# Exercise instructions:
Pick the lines holding the string "object" out of the records and copy them.
** Opening Data records block **
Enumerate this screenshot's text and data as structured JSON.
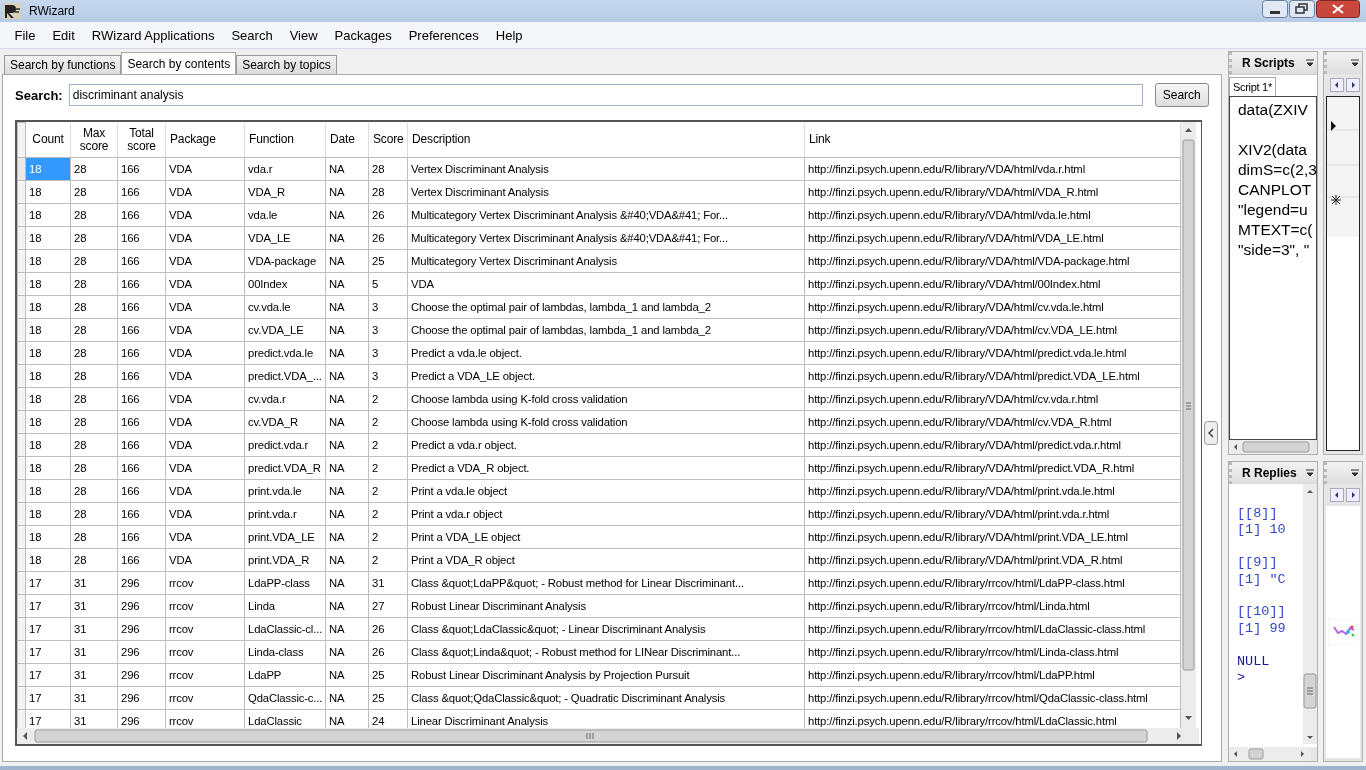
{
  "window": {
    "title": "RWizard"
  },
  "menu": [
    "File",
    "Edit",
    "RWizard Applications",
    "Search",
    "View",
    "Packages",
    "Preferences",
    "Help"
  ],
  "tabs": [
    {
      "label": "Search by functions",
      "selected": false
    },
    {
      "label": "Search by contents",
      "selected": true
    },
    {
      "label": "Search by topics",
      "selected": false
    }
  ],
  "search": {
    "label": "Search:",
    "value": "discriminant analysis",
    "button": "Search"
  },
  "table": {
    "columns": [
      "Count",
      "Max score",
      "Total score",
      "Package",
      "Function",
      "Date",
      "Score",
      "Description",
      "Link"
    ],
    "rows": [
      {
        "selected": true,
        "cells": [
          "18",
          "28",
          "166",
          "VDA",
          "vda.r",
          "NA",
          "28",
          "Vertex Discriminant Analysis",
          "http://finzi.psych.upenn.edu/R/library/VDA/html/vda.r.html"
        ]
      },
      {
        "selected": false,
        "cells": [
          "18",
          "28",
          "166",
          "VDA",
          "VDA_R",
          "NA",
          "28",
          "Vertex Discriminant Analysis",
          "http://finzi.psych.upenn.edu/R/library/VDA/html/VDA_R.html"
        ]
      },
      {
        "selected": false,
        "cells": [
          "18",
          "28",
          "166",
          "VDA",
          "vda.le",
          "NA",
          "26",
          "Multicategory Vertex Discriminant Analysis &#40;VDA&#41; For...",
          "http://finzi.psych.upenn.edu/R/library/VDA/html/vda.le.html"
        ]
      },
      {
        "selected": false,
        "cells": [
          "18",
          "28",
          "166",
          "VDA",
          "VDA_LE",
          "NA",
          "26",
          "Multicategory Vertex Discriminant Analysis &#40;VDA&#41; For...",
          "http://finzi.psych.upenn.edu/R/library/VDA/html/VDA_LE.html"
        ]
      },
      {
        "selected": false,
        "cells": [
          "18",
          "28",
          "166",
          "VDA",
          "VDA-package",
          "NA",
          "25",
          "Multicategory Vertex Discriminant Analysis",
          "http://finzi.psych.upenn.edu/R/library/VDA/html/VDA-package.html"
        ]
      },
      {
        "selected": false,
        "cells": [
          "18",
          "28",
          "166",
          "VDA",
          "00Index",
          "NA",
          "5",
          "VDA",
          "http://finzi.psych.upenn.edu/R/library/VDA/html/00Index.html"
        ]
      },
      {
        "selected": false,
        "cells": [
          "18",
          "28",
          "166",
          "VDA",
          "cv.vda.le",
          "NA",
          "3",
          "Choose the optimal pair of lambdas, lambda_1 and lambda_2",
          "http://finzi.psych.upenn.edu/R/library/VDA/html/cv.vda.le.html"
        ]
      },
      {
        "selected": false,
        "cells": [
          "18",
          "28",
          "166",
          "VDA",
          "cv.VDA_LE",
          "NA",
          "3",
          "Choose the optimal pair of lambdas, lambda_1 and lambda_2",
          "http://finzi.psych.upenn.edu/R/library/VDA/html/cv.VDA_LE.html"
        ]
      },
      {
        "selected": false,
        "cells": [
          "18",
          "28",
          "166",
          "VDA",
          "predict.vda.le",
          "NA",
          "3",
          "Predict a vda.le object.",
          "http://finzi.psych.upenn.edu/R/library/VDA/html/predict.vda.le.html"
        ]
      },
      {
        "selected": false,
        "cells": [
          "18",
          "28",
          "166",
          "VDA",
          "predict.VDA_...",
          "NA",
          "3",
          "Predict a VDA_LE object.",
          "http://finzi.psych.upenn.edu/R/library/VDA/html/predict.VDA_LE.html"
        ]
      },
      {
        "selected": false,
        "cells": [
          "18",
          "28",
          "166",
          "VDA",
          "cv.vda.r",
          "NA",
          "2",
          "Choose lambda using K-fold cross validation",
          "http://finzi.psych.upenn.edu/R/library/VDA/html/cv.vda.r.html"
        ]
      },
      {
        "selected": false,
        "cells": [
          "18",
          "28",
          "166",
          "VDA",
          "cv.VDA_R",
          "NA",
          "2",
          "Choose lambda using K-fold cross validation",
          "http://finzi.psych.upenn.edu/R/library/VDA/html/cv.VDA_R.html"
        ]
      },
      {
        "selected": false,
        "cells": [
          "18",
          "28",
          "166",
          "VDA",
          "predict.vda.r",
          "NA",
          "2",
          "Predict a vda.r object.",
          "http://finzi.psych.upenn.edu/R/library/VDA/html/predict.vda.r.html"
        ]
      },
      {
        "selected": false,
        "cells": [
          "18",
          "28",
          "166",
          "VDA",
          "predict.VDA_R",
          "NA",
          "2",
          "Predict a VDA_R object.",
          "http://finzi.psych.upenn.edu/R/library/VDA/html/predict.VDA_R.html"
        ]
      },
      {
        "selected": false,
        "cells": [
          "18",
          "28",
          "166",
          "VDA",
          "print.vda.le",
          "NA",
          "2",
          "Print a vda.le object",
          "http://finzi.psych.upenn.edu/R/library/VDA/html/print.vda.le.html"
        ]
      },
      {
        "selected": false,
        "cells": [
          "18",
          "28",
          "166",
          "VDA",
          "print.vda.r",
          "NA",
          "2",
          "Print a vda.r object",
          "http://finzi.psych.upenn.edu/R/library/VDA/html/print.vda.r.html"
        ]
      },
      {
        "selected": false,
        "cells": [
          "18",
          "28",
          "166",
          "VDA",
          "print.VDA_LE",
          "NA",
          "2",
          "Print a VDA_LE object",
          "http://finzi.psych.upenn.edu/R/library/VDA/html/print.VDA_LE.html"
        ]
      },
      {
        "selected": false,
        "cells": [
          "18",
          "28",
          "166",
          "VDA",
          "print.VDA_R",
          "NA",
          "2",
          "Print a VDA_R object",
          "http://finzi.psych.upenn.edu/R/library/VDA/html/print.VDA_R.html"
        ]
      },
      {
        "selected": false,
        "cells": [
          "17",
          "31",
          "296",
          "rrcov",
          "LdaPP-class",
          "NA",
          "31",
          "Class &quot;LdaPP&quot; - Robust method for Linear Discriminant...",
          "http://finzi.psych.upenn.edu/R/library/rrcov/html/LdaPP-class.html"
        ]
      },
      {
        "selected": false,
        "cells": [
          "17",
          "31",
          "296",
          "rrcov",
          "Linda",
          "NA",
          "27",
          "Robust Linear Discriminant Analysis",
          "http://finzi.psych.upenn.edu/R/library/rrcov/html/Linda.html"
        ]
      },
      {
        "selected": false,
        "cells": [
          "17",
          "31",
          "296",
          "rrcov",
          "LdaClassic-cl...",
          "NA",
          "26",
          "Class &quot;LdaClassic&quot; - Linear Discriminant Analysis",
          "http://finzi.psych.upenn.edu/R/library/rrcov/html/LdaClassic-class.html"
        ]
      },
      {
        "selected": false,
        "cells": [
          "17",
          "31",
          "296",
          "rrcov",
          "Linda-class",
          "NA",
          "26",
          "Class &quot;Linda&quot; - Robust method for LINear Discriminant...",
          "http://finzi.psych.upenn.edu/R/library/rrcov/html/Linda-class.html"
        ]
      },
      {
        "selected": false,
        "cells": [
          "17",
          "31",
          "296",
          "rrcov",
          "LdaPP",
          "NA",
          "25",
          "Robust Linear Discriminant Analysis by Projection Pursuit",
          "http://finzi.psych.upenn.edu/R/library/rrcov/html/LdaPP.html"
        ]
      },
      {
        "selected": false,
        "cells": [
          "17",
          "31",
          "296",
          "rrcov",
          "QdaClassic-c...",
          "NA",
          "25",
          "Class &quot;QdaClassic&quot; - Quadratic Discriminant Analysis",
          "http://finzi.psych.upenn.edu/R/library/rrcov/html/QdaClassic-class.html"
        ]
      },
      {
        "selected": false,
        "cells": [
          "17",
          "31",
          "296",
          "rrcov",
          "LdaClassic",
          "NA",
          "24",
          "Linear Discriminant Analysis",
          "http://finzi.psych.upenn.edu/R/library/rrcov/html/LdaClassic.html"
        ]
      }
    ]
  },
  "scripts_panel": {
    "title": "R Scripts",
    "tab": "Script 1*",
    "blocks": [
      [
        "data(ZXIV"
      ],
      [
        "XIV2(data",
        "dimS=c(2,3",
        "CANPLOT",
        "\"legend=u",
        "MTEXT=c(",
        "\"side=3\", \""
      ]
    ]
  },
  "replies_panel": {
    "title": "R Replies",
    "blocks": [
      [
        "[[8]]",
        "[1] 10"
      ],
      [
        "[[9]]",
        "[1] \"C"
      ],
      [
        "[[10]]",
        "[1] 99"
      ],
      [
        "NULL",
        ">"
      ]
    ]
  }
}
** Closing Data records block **
# Task answer:
          "Predict a vda.le object.",
          "Predict a VDA_LE object.",
          "Predict a vda.r object.",
          "Predict a VDA_R object.",
          "Print a vda.le object",
          "Print a vda.r object",
          "Print a VDA_LE object",
          "Print a VDA_R object",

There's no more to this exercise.